First off, I did a full warm-up. Hitting balls when you’re muscles aren’t ready just leads to bad shots and frustration. Then I hit 10 balls to loosen up, mostly with the wedges.
Now I was ready for the main part of the session – 8 sets of 4 drills & 2 full shots, thinking about the drills on each shot. I put in a quality session, taking my time and swinging smoothly. I have an image of Paul Lawrie in my mind when I swing – he has such a beautiful rhythm. Then I played 9 imaginary holes at the course I grew up on – the Island. It’s a great way to practice. You start off on the tee at the first hole and hit the shots you would play until you get on the green. Then you move on to the next hole. I do this as if I’m actually on the course, full pre-shot routine and visualise the shot I want to hit. My imagination is pretty good, so I can actually ‘see’ the hole in my mind’s eye.
After that, I’m left with about 20 balls and those are used for short game practice. How many people do you see on the range hitting wedges, chip shots, etc? Not many. But where do you make your scores on the course? Around the green. Adam always told me to finish with 20-30 balls just on the short game.

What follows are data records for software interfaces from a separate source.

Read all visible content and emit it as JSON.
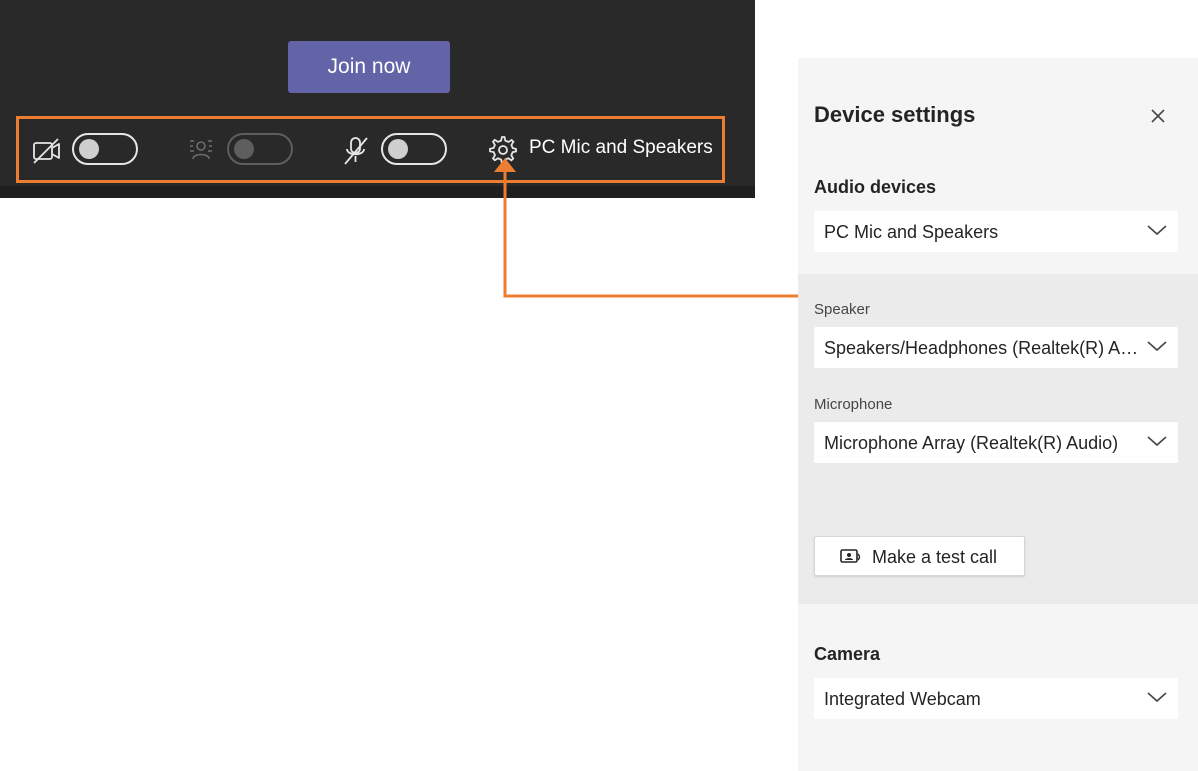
{
  "prejoin": {
    "join_label": "Join now",
    "toolbar": {
      "camera_icon": "camera-off-icon",
      "blur_icon": "background-blur-icon",
      "mic_icon": "mic-off-icon",
      "settings_icon": "gear-icon",
      "device_label": "PC Mic and Speakers"
    }
  },
  "device_settings": {
    "title": "Device settings",
    "close_icon": "close-icon",
    "audio_devices_title": "Audio devices",
    "audio_device_value": "PC Mic and Speakers",
    "speaker_label": "Speaker",
    "speaker_value": "Speakers/Headphones (Realtek(R) Audio)",
    "microphone_label": "Microphone",
    "microphone_value": "Microphone Array (Realtek(R) Audio)",
    "test_call_label": "Make a test call",
    "camera_title": "Camera",
    "camera_value": "Integrated Webcam"
  },
  "colors": {
    "accent": "#6264a7",
    "callout": "#ed7d31",
    "dark_bg": "#292929",
    "panel_bg": "#f5f5f5"
  }
}
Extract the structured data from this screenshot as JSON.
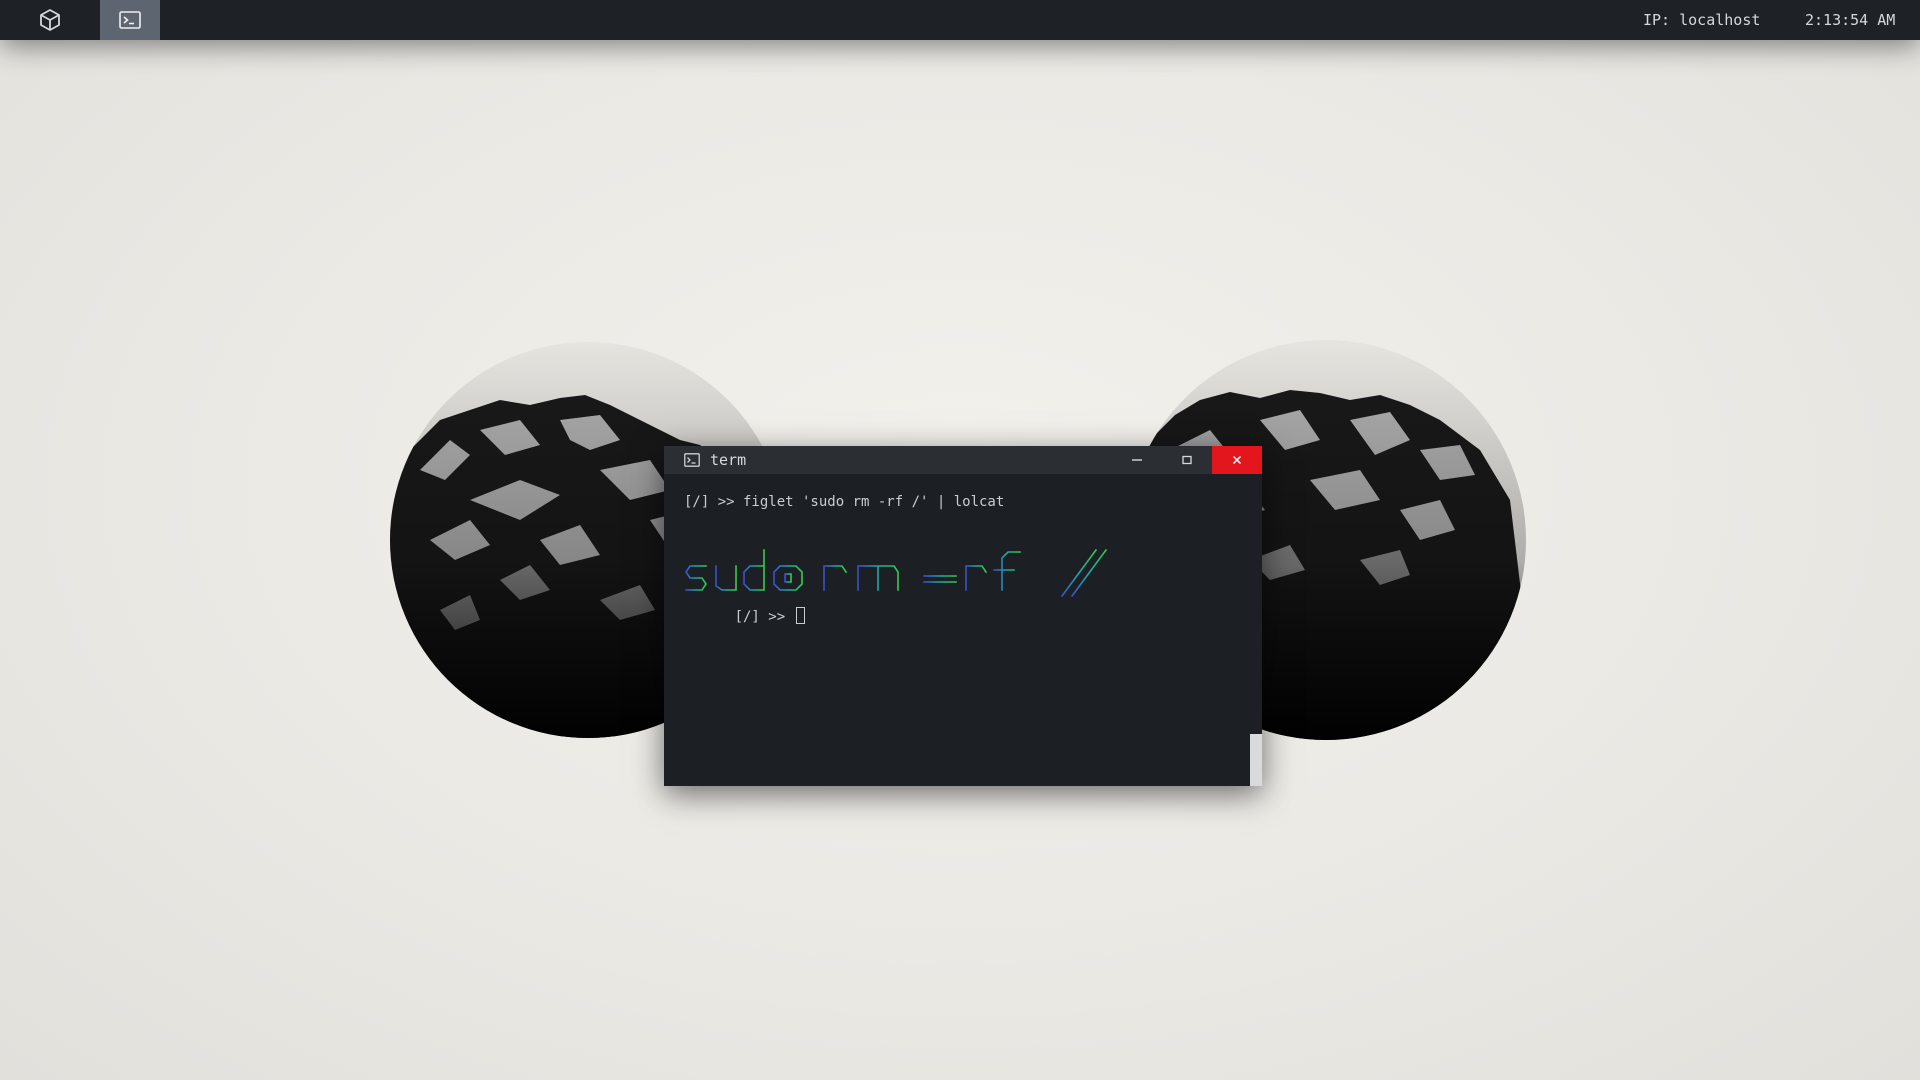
{
  "panel": {
    "launcher_icon": "cube-icon",
    "task_icon": "terminal-icon",
    "ip_text": "IP: localhost",
    "clock_text": "2:13:54 AM",
    "bg_color": "#1e2226",
    "active_task_color": "#5d6670"
  },
  "window": {
    "title": "term",
    "icon": "terminal-icon",
    "minimize_icon": "minimize-icon",
    "maximize_icon": "maximize-icon",
    "close_icon": "close-icon",
    "close_color": "#e3161d"
  },
  "terminal": {
    "command_line": "[/] >> figlet 'sudo rm -rf /' | lolcat",
    "figlet_text": "sudo rm -rf /",
    "prompt": "[/] >> ",
    "gradient_colors": [
      "#3d4fc9",
      "#2b7fc0",
      "#22a9a4",
      "#25b86a",
      "#3cc94a"
    ]
  }
}
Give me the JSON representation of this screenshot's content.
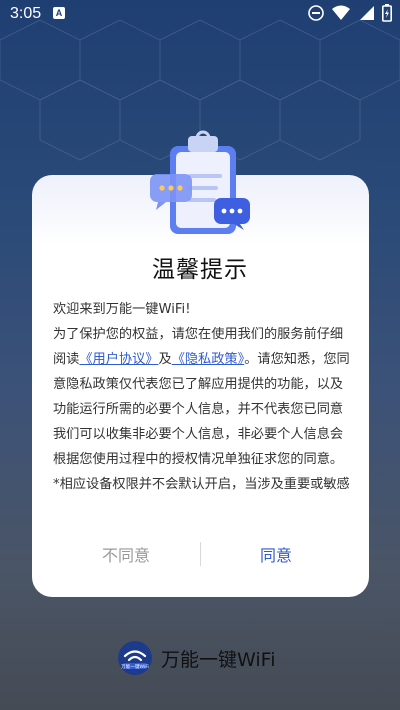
{
  "status_bar": {
    "time": "3:05",
    "notification_badge": "A",
    "icons": [
      "do-not-disturb-icon",
      "wifi-icon",
      "signal-icon",
      "battery-charging-icon"
    ]
  },
  "dialog": {
    "title": "温馨提示",
    "paragraphs": {
      "p1": "欢迎来到万能一键WiFi!",
      "p2_intro": "为了保护您的权益，请您在使用我们的服务前仔细阅读",
      "p2_link1": "《用户协议》",
      "p2_and": "及",
      "p2_link2": "《隐私政策》",
      "p2_rest": "。请您知悉，您同意隐私政策仅代表您已了解应用提供的功能，以及功能运行所需的必要个人信息，并不代表您已同意我们可以收集非必要个人信息，非必要个人信息会根据您使用过程中的授权情况单独征求您的同意。",
      "p3": "*相应设备权限并不会默认开启，当涉及重要或敏感"
    },
    "buttons": {
      "disagree": "不同意",
      "agree": "同意"
    }
  },
  "brand": {
    "name": "万能一键WiFi",
    "logo_text": "万能一键WiFi"
  },
  "colors": {
    "accent": "#2f5ad3",
    "disabled": "#9a9a9a"
  }
}
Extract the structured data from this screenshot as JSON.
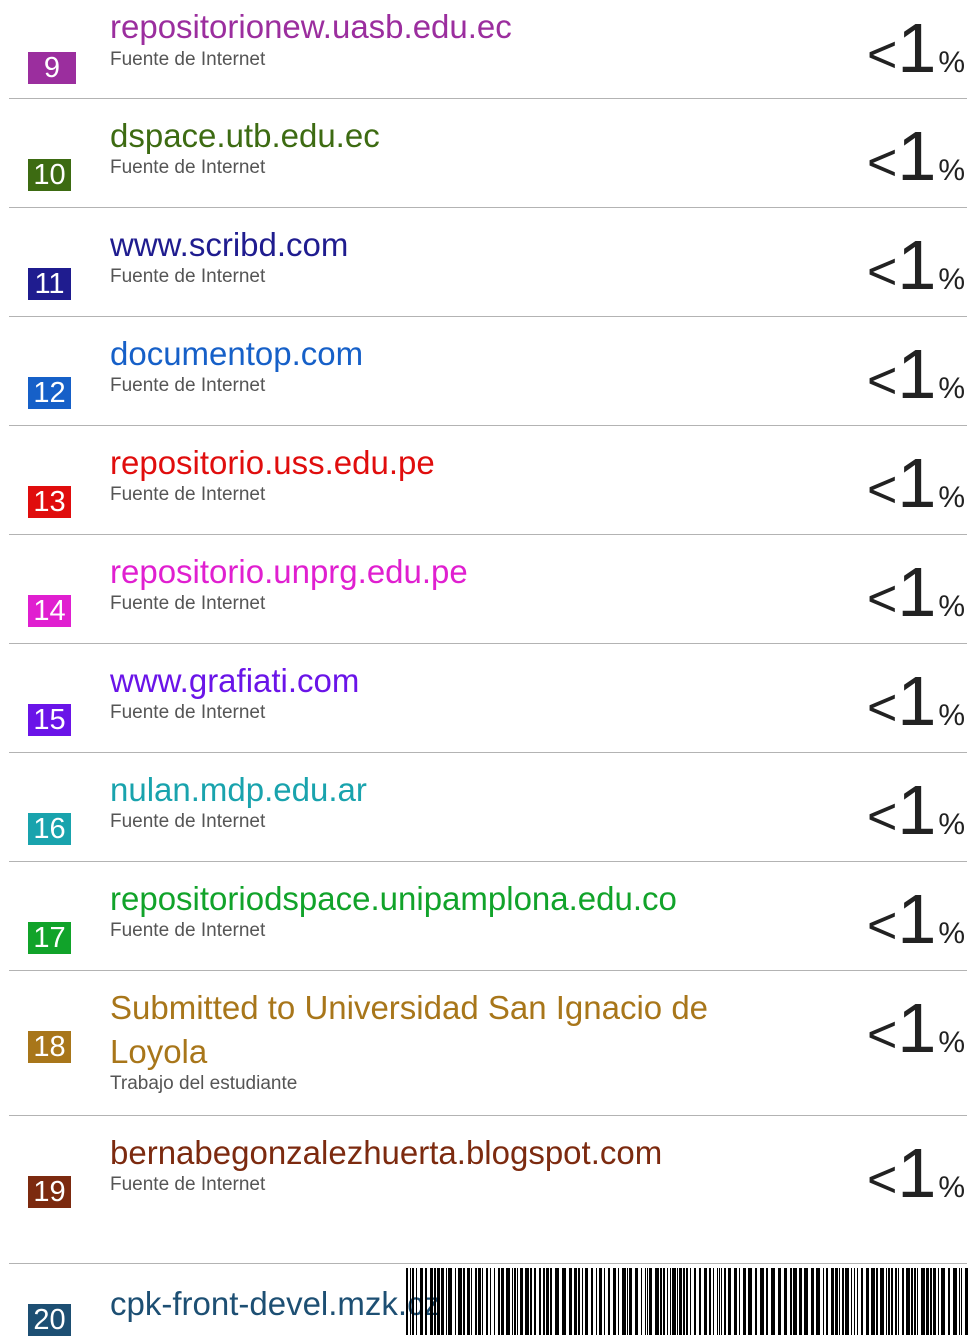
{
  "sources": [
    {
      "num": "9",
      "title": "repositorionew.uasb.edu.ec",
      "type": "Fuente de Internet",
      "color": "#9b2e9e",
      "pct_lt": "<",
      "pct_val": "1",
      "pct_sign": "%"
    },
    {
      "num": "10",
      "title": "dspace.utb.edu.ec",
      "type": "Fuente de Internet",
      "color": "#3d6b12",
      "pct_lt": "<",
      "pct_val": "1",
      "pct_sign": "%"
    },
    {
      "num": "11",
      "title": "www.scribd.com",
      "type": "Fuente de Internet",
      "color": "#1f1c8f",
      "pct_lt": "<",
      "pct_val": "1",
      "pct_sign": "%"
    },
    {
      "num": "12",
      "title": "documentop.com",
      "type": "Fuente de Internet",
      "color": "#1660c8",
      "pct_lt": "<",
      "pct_val": "1",
      "pct_sign": "%"
    },
    {
      "num": "13",
      "title": "repositorio.uss.edu.pe",
      "type": "Fuente de Internet",
      "color": "#e00d0d",
      "pct_lt": "<",
      "pct_val": "1",
      "pct_sign": "%"
    },
    {
      "num": "14",
      "title": "repositorio.unprg.edu.pe",
      "type": "Fuente de Internet",
      "color": "#e01fd0",
      "pct_lt": "<",
      "pct_val": "1",
      "pct_sign": "%"
    },
    {
      "num": "15",
      "title": "www.grafiati.com",
      "type": "Fuente de Internet",
      "color": "#6a14e8",
      "pct_lt": "<",
      "pct_val": "1",
      "pct_sign": "%"
    },
    {
      "num": "16",
      "title": "nulan.mdp.edu.ar",
      "type": "Fuente de Internet",
      "color": "#19a3ad",
      "pct_lt": "<",
      "pct_val": "1",
      "pct_sign": "%"
    },
    {
      "num": "17",
      "title": "repositoriodspace.unipamplona.edu.co",
      "type": "Fuente de Internet",
      "color": "#11a32a",
      "pct_lt": "<",
      "pct_val": "1",
      "pct_sign": "%"
    },
    {
      "num": "18",
      "title": "Submitted to Universidad San Ignacio de Loyola",
      "type": "Trabajo del estudiante",
      "color": "#a8761a",
      "pct_lt": "<",
      "pct_val": "1",
      "pct_sign": "%"
    },
    {
      "num": "19",
      "title": "bernabegonzalezhuerta.blogspot.com",
      "type": "Fuente de Internet",
      "color": "#7c2a0f",
      "pct_lt": "<",
      "pct_val": "1",
      "pct_sign": "%"
    },
    {
      "num": "20",
      "title": "cpk-front-devel.mzk.cz",
      "type": "",
      "color": "#1d4f73",
      "pct_lt": "",
      "pct_val": "",
      "pct_sign": ""
    }
  ]
}
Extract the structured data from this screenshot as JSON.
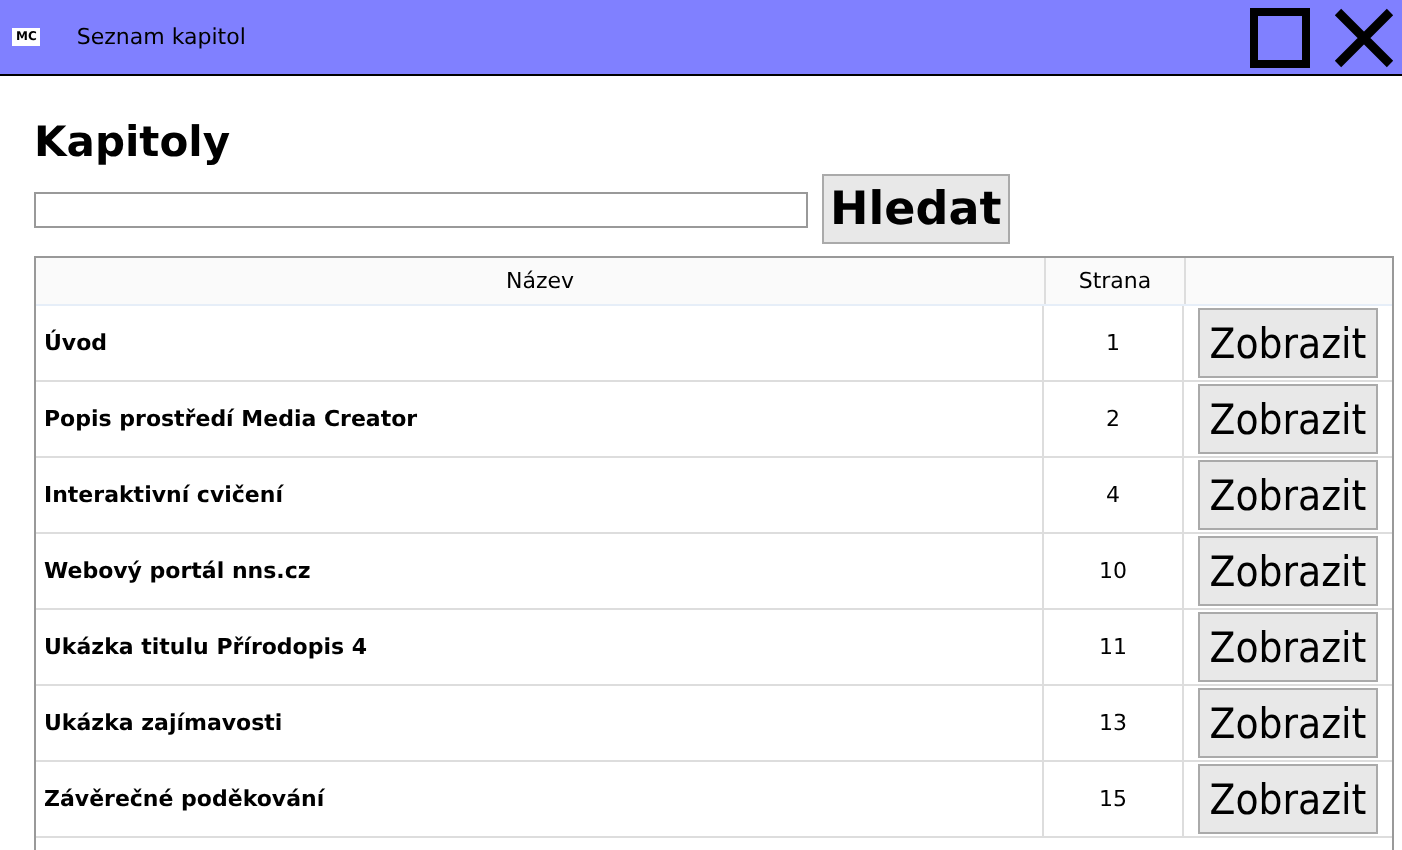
{
  "window": {
    "logo": "MC",
    "title": "Seznam kapitol"
  },
  "heading": "Kapitoly",
  "search": {
    "button": "Hledat"
  },
  "table": {
    "columns": [
      "Název",
      "Strana"
    ],
    "rows": [
      {
        "name": "Úvod",
        "page": "1",
        "action": "Zobrazit"
      },
      {
        "name": "Popis prostředí Media Creator",
        "page": "2",
        "action": "Zobrazit"
      },
      {
        "name": "Interaktivní cvičení",
        "page": "4",
        "action": "Zobrazit"
      },
      {
        "name": "Webový portál nns.cz",
        "page": "10",
        "action": "Zobrazit"
      },
      {
        "name": "Ukázka titulu Přírodopis 4",
        "page": "11",
        "action": "Zobrazit"
      },
      {
        "name": "Ukázka zajímavosti",
        "page": "13",
        "action": "Zobrazit"
      },
      {
        "name": "Závěrečné poděkování",
        "page": "15",
        "action": "Zobrazit"
      }
    ]
  }
}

All in all, that took about an hour. It’s the first time since 2002 that I’ve done a practice session like that. It’s hugely satisfying – you know you’ve put in a shift, and that every ball has counted. I’ll be doing a lot more of this, with Niall’s help, over the winter. So that by the time March comes around, I’m ready….